START Data shown

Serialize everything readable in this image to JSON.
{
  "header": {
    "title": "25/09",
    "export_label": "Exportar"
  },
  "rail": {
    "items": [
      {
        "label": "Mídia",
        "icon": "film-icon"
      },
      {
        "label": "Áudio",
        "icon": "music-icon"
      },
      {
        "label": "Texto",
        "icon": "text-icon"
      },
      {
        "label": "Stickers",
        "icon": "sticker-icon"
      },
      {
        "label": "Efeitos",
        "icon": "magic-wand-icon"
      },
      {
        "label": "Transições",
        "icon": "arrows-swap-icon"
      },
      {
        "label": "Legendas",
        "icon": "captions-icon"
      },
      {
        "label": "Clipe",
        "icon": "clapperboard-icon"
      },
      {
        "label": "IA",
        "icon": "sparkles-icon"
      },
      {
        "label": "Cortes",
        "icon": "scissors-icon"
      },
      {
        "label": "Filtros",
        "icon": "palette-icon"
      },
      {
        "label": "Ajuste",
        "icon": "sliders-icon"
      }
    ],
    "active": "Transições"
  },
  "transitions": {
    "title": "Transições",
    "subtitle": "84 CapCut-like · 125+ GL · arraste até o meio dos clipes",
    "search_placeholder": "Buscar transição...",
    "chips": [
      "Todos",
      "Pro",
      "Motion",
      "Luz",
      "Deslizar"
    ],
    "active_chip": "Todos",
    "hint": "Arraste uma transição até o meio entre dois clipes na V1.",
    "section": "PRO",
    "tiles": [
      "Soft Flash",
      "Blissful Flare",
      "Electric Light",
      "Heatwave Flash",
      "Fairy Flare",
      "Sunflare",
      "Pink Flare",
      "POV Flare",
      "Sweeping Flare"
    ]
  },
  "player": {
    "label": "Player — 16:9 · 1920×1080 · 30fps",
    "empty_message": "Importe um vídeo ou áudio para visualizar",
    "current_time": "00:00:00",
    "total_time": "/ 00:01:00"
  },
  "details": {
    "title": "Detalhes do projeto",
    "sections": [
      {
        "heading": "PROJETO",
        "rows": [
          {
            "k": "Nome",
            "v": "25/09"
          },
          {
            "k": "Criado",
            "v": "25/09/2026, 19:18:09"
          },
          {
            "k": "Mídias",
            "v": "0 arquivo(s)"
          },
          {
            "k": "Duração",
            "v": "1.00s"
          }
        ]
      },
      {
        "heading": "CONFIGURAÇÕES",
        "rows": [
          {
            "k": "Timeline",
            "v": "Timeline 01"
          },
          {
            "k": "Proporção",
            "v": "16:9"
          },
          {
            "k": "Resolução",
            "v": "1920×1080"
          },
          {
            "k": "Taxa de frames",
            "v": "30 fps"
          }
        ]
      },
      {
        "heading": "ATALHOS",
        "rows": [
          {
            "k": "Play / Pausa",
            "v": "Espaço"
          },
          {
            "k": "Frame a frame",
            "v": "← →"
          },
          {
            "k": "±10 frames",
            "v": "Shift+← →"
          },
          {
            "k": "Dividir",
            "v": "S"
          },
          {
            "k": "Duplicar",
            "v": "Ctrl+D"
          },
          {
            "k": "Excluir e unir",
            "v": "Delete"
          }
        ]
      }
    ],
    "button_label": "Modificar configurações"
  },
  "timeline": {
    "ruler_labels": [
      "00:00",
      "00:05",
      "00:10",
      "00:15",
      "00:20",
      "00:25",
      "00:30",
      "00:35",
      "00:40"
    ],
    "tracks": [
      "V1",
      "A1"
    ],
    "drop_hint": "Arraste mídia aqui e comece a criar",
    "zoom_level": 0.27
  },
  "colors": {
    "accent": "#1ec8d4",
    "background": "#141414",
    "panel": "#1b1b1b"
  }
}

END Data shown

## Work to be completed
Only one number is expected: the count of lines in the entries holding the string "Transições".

## Answer for the task
3